[Web page and app entries]
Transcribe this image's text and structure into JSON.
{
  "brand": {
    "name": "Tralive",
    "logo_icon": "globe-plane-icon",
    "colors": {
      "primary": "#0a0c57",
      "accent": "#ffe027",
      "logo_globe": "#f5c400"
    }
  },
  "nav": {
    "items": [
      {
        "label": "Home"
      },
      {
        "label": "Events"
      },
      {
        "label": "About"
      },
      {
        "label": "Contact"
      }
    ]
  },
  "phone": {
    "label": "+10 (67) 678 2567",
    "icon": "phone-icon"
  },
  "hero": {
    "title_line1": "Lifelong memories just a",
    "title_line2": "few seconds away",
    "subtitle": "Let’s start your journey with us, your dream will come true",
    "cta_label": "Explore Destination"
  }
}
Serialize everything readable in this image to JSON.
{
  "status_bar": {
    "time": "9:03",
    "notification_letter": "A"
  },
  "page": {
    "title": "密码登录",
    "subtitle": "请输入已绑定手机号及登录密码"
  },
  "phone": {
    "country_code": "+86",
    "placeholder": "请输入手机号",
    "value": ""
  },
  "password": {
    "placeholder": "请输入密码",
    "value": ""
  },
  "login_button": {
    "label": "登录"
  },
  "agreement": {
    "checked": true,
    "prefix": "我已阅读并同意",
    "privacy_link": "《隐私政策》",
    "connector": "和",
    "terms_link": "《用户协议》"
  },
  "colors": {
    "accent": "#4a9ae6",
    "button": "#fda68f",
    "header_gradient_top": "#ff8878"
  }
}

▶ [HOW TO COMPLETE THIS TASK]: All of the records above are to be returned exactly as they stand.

▶ [EXERCISE RESULT]:
Transcribe this image's text and structure into JSON.
{
  "brand": {
    "name": "Tralive",
    "logo_icon": "globe-plane-icon",
    "colors": {
      "primary": "#0a0c57",
      "accent": "#ffe027",
      "logo_globe": "#f5c400"
    }
  },
  "nav": {
    "items": [
      {
        "label": "Home"
      },
      {
        "label": "Events"
      },
      {
        "label": "About"
      },
      {
        "label": "Contact"
      }
    ]
  },
  "phone": {
    "label": "+10 (67) 678 2567",
    "icon": "phone-icon"
  },
  "hero": {
    "title_line1": "Lifelong memories just a",
    "title_line2": "few seconds away",
    "subtitle": "Let’s start your journey with us, your dream will come true",
    "cta_label": "Explore Destination"
  }
}
Serialize everything readable in this image to JSON.
{
  "status_bar": {
    "time": "9:03",
    "notification_letter": "A"
  },
  "page": {
    "title": "密码登录",
    "subtitle": "请输入已绑定手机号及登录密码"
  },
  "phone": {
    "country_code": "+86",
    "placeholder": "请输入手机号",
    "value": ""
  },
  "password": {
    "placeholder": "请输入密码",
    "value": ""
  },
  "login_button": {
    "label": "登录"
  },
  "agreement": {
    "checked": true,
    "prefix": "我已阅读并同意",
    "privacy_link": "《隐私政策》",
    "connector": "和",
    "terms_link": "《用户协议》"
  },
  "colors": {
    "accent": "#4a9ae6",
    "button": "#fda68f",
    "header_gradient_top": "#ff8878"
  }
}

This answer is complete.